*** DATA SHOWN ***
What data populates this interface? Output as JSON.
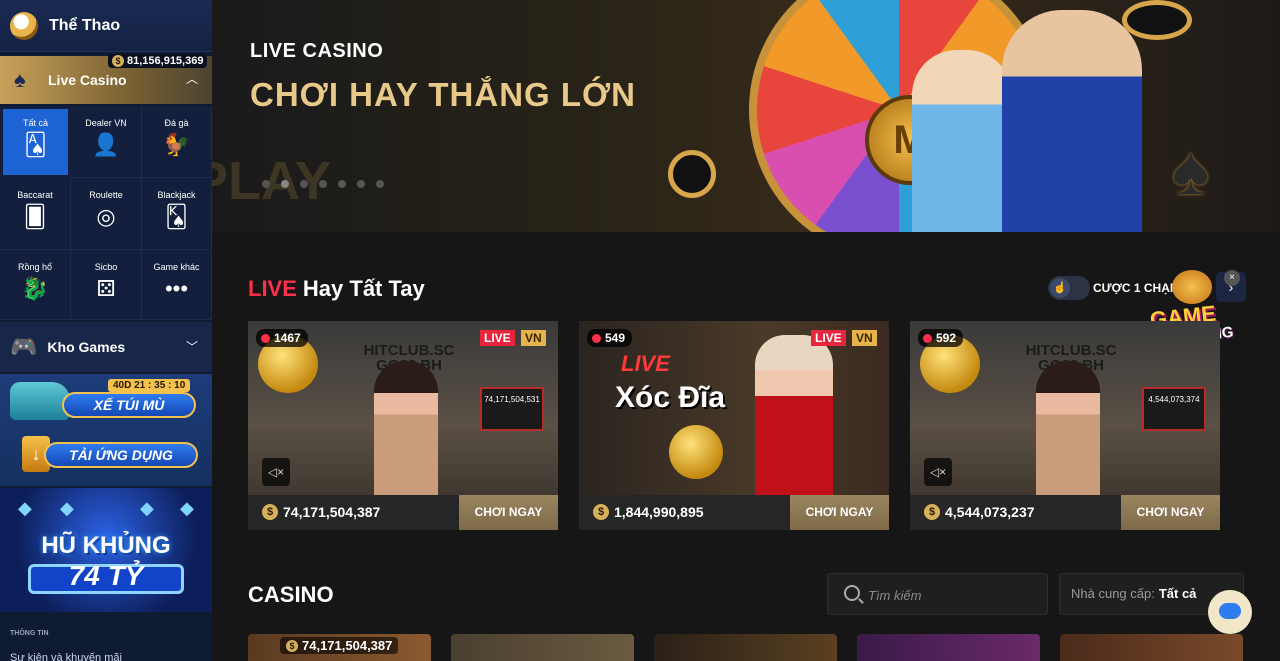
{
  "sidebar": {
    "sports": "Thể Thao",
    "balance": "81,156,915,369",
    "live_casino": "Live Casino",
    "categories": [
      {
        "label": "Tất cả",
        "icon": "cards-icon",
        "active": true
      },
      {
        "label": "Dealer VN",
        "icon": "dealer-icon"
      },
      {
        "label": "Đá gà",
        "icon": "rooster-icon"
      },
      {
        "label": "Baccarat",
        "icon": "baccarat-icon"
      },
      {
        "label": "Roulette",
        "icon": "roulette-icon"
      },
      {
        "label": "Blackjack",
        "icon": "blackjack-icon"
      },
      {
        "label": "Rồng hổ",
        "icon": "dragon-icon"
      },
      {
        "label": "Sicbo",
        "icon": "dice-icon"
      },
      {
        "label": "Game khác",
        "icon": "more-icon"
      }
    ],
    "kho_games": "Kho Games",
    "promo_timer": "40D 21 : 35 : 10",
    "promo_car": "XẾ TÚI MÙ",
    "promo_app": "TẢI ỨNG DỤNG",
    "jackpot_line1": "HŨ KHỦNG",
    "jackpot_line2": "74 TỶ",
    "info_heading": "THÔNG TIN",
    "events_link": "Sự kiện và khuyến mãi"
  },
  "banner": {
    "kicker": "LIVE CASINO",
    "headline": "CHƠI HAY THẮNG LỚN",
    "watermark": "PLAY",
    "slides": 7,
    "active_slide": 1
  },
  "live_section": {
    "title_live": "LIVE",
    "title_rest": "Hay Tất Tay",
    "toggle_label": "CƯỢC 1 CHẠM",
    "promo_line1": "GAME",
    "promo_line2": "XU HƯỚNG",
    "cards": [
      {
        "viewers": "1467",
        "live": "LIVE",
        "lang": "VN",
        "brand": "HITCLUB.SC GO88.BH",
        "amount": "74,171,504,387",
        "play": "CHƠI NGAY",
        "board": "74,171,504,531"
      },
      {
        "viewers": "549",
        "live": "LIVE",
        "lang": "VN",
        "game_live": "LIVE",
        "game_name": "Xóc Đĩa",
        "amount": "1,844,990,895",
        "play": "CHƠI NGAY"
      },
      {
        "viewers": "592",
        "live": "LIVE",
        "lang": "VN",
        "brand": "HITCLUB.SC GO88.BH",
        "amount": "4,544,073,237",
        "play": "CHƠI NGAY",
        "board": "4,544,073,374"
      }
    ]
  },
  "casino_section": {
    "title": "CASINO",
    "search_placeholder": "Tìm kiếm",
    "provider_label": "Nhà cung cấp:",
    "provider_value": "Tất cả",
    "first_tile_amount": "74,171,504,387"
  },
  "colors": {
    "accent_live": "#ff2f4a",
    "gold": "#e8c98a",
    "sidebar_active": "#1e63d4"
  }
}
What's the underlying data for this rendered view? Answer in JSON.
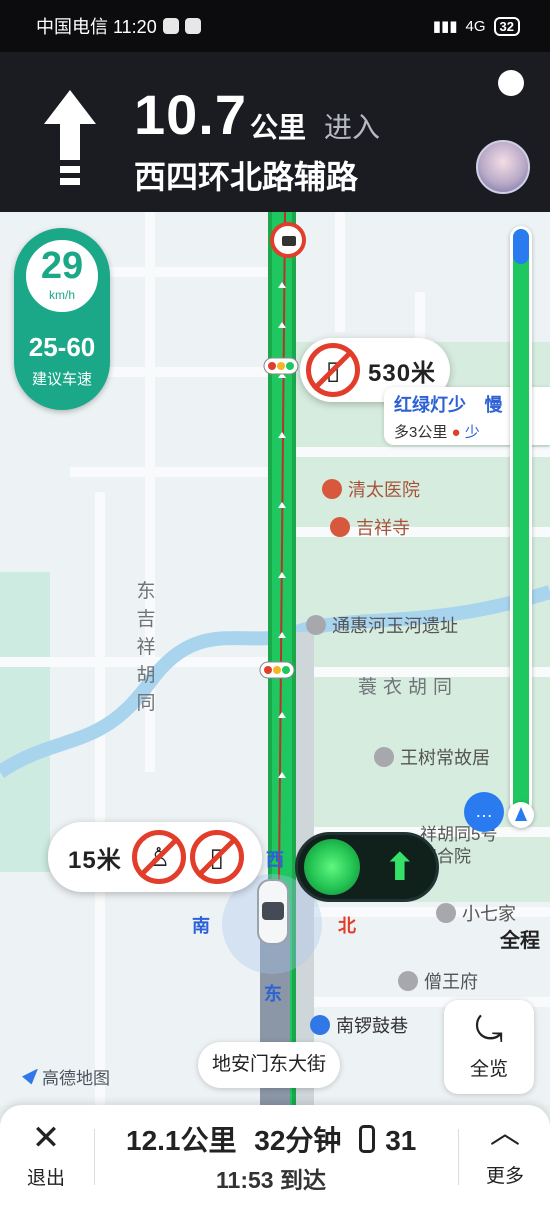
{
  "status_bar": {
    "carrier_time": "中国电信 11:20",
    "network": "4G",
    "battery": "32"
  },
  "nav": {
    "distance": "10.7",
    "distance_unit": "公里",
    "action": "进入",
    "next_road": "西四环北路辅路"
  },
  "speed": {
    "current": "29",
    "unit": "km/h",
    "range": "25-60",
    "label": "建议车速"
  },
  "callouts": {
    "no_phone_distance": "530米",
    "bottom_distance": "15米"
  },
  "traffic_card": {
    "title": "红绿灯少",
    "sub": "多3公里",
    "slow": "慢",
    "extra": "少"
  },
  "pois": [
    {
      "name": "清太医院"
    },
    {
      "name": "吉祥寺"
    },
    {
      "name": "通惠河玉河遗址"
    },
    {
      "name": "王树常故居"
    },
    {
      "name": "祥胡同5号四合院"
    },
    {
      "name": "小七家"
    },
    {
      "name": "僧王府"
    },
    {
      "name": "南锣鼓巷"
    }
  ],
  "streets": {
    "dongjixiang": "东吉祥胡同",
    "suoyi": "蓑衣胡同"
  },
  "directions": {
    "west": "西",
    "south": "南",
    "north": "北",
    "east": "东"
  },
  "right_panel": {
    "full_route": "全程",
    "progress": 0.06
  },
  "overview": {
    "label": "全览"
  },
  "current_road": "地安门东大街",
  "map_brand": "高德地图",
  "bottom": {
    "exit": "退出",
    "distance": "12.1公里",
    "duration": "32分钟",
    "lights": "31",
    "arrival": "11:53 到达",
    "more": "更多"
  },
  "colors": {
    "route_green": "#1ec75f",
    "accent_blue": "#2a7bf0",
    "speed_teal": "#1ba889",
    "ban_red": "#e23c2a"
  }
}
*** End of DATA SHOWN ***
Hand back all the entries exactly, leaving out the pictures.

> [ANSWER SECTION]
What data populates this interface? Output as JSON.
{
  "sidebar": {
    "sports": "Thể Thao",
    "balance": "81,156,915,369",
    "live_casino": "Live Casino",
    "categories": [
      {
        "label": "Tất cả",
        "icon": "cards-icon",
        "active": true
      },
      {
        "label": "Dealer VN",
        "icon": "dealer-icon"
      },
      {
        "label": "Đá gà",
        "icon": "rooster-icon"
      },
      {
        "label": "Baccarat",
        "icon": "baccarat-icon"
      },
      {
        "label": "Roulette",
        "icon": "roulette-icon"
      },
      {
        "label": "Blackjack",
        "icon": "blackjack-icon"
      },
      {
        "label": "Rồng hổ",
        "icon": "dragon-icon"
      },
      {
        "label": "Sicbo",
        "icon": "dice-icon"
      },
      {
        "label": "Game khác",
        "icon": "more-icon"
      }
    ],
    "kho_games": "Kho Games",
    "promo_timer": "40D 21 : 35 : 10",
    "promo_car": "XẾ TÚI MÙ",
    "promo_app": "TẢI ỨNG DỤNG",
    "jackpot_line1": "HŨ KHỦNG",
    "jackpot_line2": "74 TỶ",
    "info_heading": "THÔNG TIN",
    "events_link": "Sự kiện và khuyến mãi"
  },
  "banner": {
    "kicker": "LIVE CASINO",
    "headline": "CHƠI HAY THẮNG LỚN",
    "watermark": "PLAY",
    "slides": 7,
    "active_slide": 1
  },
  "live_section": {
    "title_live": "LIVE",
    "title_rest": "Hay Tất Tay",
    "toggle_label": "CƯỢC 1 CHẠM",
    "promo_line1": "GAME",
    "promo_line2": "XU HƯỚNG",
    "cards": [
      {
        "viewers": "1467",
        "live": "LIVE",
        "lang": "VN",
        "brand": "HITCLUB.SC GO88.BH",
        "amount": "74,171,504,387",
        "play": "CHƠI NGAY",
        "board": "74,171,504,531"
      },
      {
        "viewers": "549",
        "live": "LIVE",
        "lang": "VN",
        "game_live": "LIVE",
        "game_name": "Xóc Đĩa",
        "amount": "1,844,990,895",
        "play": "CHƠI NGAY"
      },
      {
        "viewers": "592",
        "live": "LIVE",
        "lang": "VN",
        "brand": "HITCLUB.SC GO88.BH",
        "amount": "4,544,073,237",
        "play": "CHƠI NGAY",
        "board": "4,544,073,374"
      }
    ]
  },
  "casino_section": {
    "title": "CASINO",
    "search_placeholder": "Tìm kiếm",
    "provider_label": "Nhà cung cấp:",
    "provider_value": "Tất cả",
    "first_tile_amount": "74,171,504,387"
  },
  "colors": {
    "accent_live": "#ff2f4a",
    "gold": "#e8c98a",
    "sidebar_active": "#1e63d4"
  }
}
What's the underlying data for this rendered view? Answer in JSON.
{
  "status_bar": {
    "carrier_time": "中国电信 11:20",
    "network": "4G",
    "battery": "32"
  },
  "nav": {
    "distance": "10.7",
    "distance_unit": "公里",
    "action": "进入",
    "next_road": "西四环北路辅路"
  },
  "speed": {
    "current": "29",
    "unit": "km/h",
    "range": "25-60",
    "label": "建议车速"
  },
  "callouts": {
    "no_phone_distance": "530米",
    "bottom_distance": "15米"
  },
  "traffic_card": {
    "title": "红绿灯少",
    "sub": "多3公里",
    "slow": "慢",
    "extra": "少"
  },
  "pois": [
    {
      "name": "清太医院"
    },
    {
      "name": "吉祥寺"
    },
    {
      "name": "通惠河玉河遗址"
    },
    {
      "name": "王树常故居"
    },
    {
      "name": "祥胡同5号四合院"
    },
    {
      "name": "小七家"
    },
    {
      "name": "僧王府"
    },
    {
      "name": "南锣鼓巷"
    }
  ],
  "streets": {
    "dongjixiang": "东吉祥胡同",
    "suoyi": "蓑衣胡同"
  },
  "directions": {
    "west": "西",
    "south": "南",
    "north": "北",
    "east": "东"
  },
  "right_panel": {
    "full_route": "全程",
    "progress": 0.06
  },
  "overview": {
    "label": "全览"
  },
  "current_road": "地安门东大街",
  "map_brand": "高德地图",
  "bottom": {
    "exit": "退出",
    "distance": "12.1公里",
    "duration": "32分钟",
    "lights": "31",
    "arrival": "11:53 到达",
    "more": "更多"
  },
  "colors": {
    "route_green": "#1ec75f",
    "accent_blue": "#2a7bf0",
    "speed_teal": "#1ba889",
    "ban_red": "#e23c2a"
  }
}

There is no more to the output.